§ **MATERIAL FOR THIS TASK**:
#####
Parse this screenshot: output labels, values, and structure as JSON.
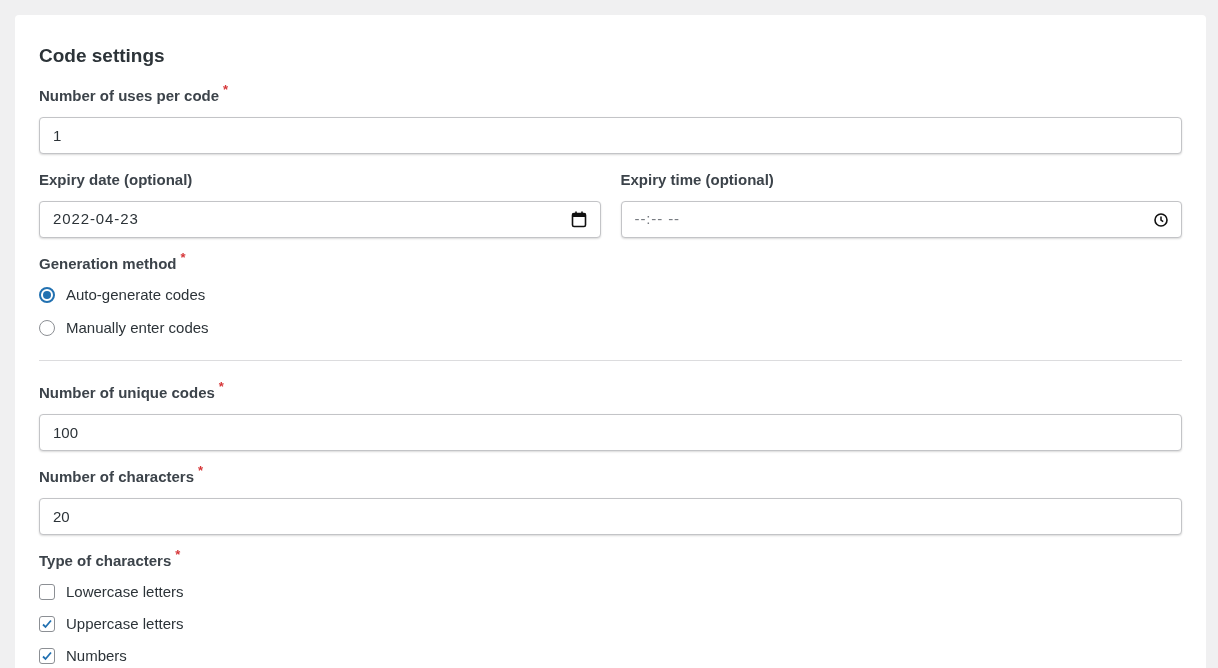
{
  "title": "Code settings",
  "uses_per_code": {
    "label": "Number of uses per code",
    "required_mark": "*",
    "value": "1"
  },
  "expiry_date": {
    "label": "Expiry date (optional)",
    "value": "2022-04-23"
  },
  "expiry_time": {
    "label": "Expiry time (optional)",
    "placeholder": "--:-- --"
  },
  "generation_method": {
    "label": "Generation method",
    "required_mark": "*",
    "options": [
      {
        "label": "Auto-generate codes",
        "selected": true
      },
      {
        "label": "Manually enter codes",
        "selected": false
      }
    ]
  },
  "unique_codes": {
    "label": "Number of unique codes",
    "required_mark": "*",
    "value": "100"
  },
  "characters": {
    "label": "Number of characters",
    "required_mark": "*",
    "value": "20"
  },
  "character_types": {
    "label": "Type of characters",
    "required_mark": "*",
    "options": [
      {
        "label": "Lowercase letters",
        "checked": false
      },
      {
        "label": "Uppercase letters",
        "checked": true
      },
      {
        "label": "Numbers",
        "checked": true
      }
    ]
  }
}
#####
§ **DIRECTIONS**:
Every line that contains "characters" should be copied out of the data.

§ **FINISHED TASK**:
  "characters": {
    "label": "Number of characters",
    "label": "Type of characters",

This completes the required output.